On Saturday, January 21, 2017, we will unite at the War Memorial in Trenton, New Jersey, at 10 a.m. to rally in solidarity with marchers in Washington, DC at the Women’s March on Washington and at the over 170 sister marches being held nationwide and globally.
At this peaceful march, we will unite and empower one another to use our collective, diverse voices to send a clear message that we expect our civil and human rights to be upheld and protected. We will remind those in government that they report to us and that true power is retained by the people.
Women United, Together We Rise
Women of New Jersey will rise united. Though we are diverse in so many ways, we will stand together peacefully with our families and our friends, united in our belief that the strength of our country depends on the strength of women.
We rise together because we affirm the autonomy of women – all of us entitled to control our own bodies.
We rise united because we affirm the dignity of women – all of us deserving of equitable concern, respect, and protection from abuse and violence.
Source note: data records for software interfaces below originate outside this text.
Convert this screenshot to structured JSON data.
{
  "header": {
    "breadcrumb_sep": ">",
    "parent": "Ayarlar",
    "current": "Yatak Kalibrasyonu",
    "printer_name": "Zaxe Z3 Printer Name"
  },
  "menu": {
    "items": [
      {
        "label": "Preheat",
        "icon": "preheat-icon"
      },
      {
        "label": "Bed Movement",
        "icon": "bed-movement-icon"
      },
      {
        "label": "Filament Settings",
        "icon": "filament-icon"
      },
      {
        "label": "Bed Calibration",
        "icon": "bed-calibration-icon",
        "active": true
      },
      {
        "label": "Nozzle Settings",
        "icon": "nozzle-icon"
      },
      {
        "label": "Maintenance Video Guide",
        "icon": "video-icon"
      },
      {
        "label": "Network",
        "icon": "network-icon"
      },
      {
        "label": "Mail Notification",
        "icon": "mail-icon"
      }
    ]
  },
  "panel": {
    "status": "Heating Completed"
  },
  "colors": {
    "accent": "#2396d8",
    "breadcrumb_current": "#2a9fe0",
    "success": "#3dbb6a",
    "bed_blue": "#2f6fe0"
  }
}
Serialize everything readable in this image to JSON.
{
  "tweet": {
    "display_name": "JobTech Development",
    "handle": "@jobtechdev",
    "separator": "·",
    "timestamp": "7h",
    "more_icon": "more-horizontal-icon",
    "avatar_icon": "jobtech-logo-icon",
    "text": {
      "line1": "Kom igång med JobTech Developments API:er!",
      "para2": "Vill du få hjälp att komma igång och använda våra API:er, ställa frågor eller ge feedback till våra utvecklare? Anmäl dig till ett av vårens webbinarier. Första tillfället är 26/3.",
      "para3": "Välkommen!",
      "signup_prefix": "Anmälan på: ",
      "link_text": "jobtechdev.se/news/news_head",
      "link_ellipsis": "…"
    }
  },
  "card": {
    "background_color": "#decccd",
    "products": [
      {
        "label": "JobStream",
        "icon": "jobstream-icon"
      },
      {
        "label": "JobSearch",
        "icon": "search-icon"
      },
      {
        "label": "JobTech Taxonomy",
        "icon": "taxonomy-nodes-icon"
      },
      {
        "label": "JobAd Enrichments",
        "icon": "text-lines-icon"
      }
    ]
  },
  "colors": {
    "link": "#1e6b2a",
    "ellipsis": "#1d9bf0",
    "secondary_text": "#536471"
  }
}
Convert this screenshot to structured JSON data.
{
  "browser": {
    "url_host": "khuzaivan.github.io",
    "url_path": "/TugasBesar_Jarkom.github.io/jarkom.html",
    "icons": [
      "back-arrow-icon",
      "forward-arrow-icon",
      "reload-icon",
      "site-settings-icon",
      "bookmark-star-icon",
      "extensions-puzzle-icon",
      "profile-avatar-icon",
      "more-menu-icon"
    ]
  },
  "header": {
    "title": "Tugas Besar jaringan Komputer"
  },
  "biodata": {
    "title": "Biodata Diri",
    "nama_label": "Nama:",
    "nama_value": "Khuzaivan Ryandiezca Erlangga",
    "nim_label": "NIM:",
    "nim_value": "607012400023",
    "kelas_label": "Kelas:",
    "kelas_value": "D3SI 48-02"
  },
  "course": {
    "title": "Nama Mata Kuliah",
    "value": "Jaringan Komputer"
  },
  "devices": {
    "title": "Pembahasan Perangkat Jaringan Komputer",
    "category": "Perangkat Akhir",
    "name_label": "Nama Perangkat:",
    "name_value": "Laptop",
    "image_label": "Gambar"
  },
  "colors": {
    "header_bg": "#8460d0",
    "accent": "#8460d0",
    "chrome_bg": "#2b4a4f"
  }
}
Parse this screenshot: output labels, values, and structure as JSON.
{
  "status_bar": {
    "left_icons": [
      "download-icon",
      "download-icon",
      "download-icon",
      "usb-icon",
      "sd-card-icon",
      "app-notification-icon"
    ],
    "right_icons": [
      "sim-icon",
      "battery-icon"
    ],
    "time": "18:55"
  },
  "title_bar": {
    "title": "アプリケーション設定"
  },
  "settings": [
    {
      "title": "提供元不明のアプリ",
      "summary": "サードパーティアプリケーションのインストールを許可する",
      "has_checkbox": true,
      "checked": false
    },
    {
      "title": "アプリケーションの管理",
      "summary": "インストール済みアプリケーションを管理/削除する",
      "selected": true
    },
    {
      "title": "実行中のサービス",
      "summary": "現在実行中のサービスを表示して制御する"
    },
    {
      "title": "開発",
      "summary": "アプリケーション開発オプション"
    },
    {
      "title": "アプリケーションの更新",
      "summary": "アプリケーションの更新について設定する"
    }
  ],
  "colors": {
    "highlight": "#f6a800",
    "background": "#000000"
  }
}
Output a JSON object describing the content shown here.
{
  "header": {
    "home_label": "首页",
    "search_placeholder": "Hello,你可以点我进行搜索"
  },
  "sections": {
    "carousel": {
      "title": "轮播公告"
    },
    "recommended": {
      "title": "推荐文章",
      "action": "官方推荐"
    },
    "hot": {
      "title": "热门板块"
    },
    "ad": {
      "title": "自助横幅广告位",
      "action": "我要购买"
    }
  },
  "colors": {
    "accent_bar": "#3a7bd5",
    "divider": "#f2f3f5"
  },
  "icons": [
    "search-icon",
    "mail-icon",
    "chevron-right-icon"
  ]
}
We rise together to advance racial justice and to fight discrimination based on our skin color, ethnicity, gender,religion, orientation, differing ability, or citizenship – all of us safe and free from discrimination and bigotry.
We rise united to dismantle the barriers that keep too many people from healthcare, homes they can afford, and the public education on which democracy depends – all of us committed to moving toward a better tomorrow.
We rise together to end police violence and mass incarceration - all of us standing together to fight against the inequality our sisters and brothers face everyday.
We rise united for urgent action on climate change - all of us recognizing that none of these rights matter if we do not have clean water, clean air, and a habitable earth to leave our descendents.
From our diversity comes one message: we stand to protect women’s civil and human rights. Women United, Together We Rise!
Please help us by sharing this event with every person you know, from any and every background, that may be interested. Our march, an event built on the cornerstones of inclusivity, diversity, peace and acceptance, welcomes all women, of every race, ethnicity, religion, orientation, ability, immigration status, socioeconomic background, and age, as well as their supporters. The greater our numbers, the greater our impact.
ANNOUNCEMENT! First stop on January 21st: Patriot's Theater
The WMONJ is pleased to announce that our event will begin with a program of engaging and dynamic speakers at Patriots Theater located at the Trenton War Memorial.
Following the speaking program, we will march approximately a half of a mile to the steps of the State House, where we take a People's Pledge together and hear a call-to-action.
All marchers should plan to meet at the theater at the War Memorial. The address is 1 Memorial Drive in Trenton. The start time is 10:00 a.m. Due to the large volume of participants, we highly recommend arriving as early as 9:00 a.m.
Please see our official website for transportation and parking options (two free parking lots are located within steps of the War Memorial). All buses and vans are asked to drop marchers off on Memorial Drive. Parking for buses and vans is available on Perry Street. https://sites.google.com/view/womensmarchonnewjersey
WANT A RIDE?
The WMONJ has partnered with Sharethebues to offering buses to the event. Interested? Please visit https://www.sharethebus.com/events/wmw-satellite-new-jersey-march. Please copy and paste the link into your browser. Don't see a departure point from your area? Request it via the Sharethebus website.
DOWNLOAD, PRINT, & SHARE OUR OFFICIAL FLYER. Spread the word!
Official Website: https://sites.google.com/view/womensmarchonnewjersey
For more information on the Women's March on Washington, please visit https://www.womensmarch.com/.
For more information about all of the Women's On marches forming across the country and the world, visit http://womensmarchonamerica.org/.
For an official list of all of our sponsors, please visit https://sites.google.com/view/womensmarchonnewjersey.